=== Work instructions ===
Each line below that contains the word "trash" must be copied.

Dataset entries
============

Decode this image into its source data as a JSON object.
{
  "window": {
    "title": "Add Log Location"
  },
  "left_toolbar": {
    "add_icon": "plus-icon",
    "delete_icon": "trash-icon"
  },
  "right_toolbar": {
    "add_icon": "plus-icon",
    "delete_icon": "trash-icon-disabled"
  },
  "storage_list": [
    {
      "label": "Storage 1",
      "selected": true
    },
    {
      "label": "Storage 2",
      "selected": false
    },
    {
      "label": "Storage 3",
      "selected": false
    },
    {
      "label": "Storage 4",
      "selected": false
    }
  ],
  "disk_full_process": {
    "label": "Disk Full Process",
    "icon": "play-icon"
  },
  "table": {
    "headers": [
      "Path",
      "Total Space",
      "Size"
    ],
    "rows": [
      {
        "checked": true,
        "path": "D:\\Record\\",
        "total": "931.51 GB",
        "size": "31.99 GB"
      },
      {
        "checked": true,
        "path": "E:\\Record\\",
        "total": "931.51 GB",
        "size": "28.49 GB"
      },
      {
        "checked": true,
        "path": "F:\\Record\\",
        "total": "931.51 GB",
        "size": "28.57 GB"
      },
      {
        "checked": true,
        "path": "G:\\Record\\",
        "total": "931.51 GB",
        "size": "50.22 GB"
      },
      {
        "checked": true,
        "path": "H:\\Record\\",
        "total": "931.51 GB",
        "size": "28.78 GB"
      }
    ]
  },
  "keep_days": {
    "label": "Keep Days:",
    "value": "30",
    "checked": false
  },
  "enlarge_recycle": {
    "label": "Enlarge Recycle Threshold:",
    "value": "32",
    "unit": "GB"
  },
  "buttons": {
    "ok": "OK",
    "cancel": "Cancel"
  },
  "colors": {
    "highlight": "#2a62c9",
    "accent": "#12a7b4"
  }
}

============

=== Written answer ===
    "delete_icon": "trash-icon"
    "delete_icon": "trash-icon-disabled"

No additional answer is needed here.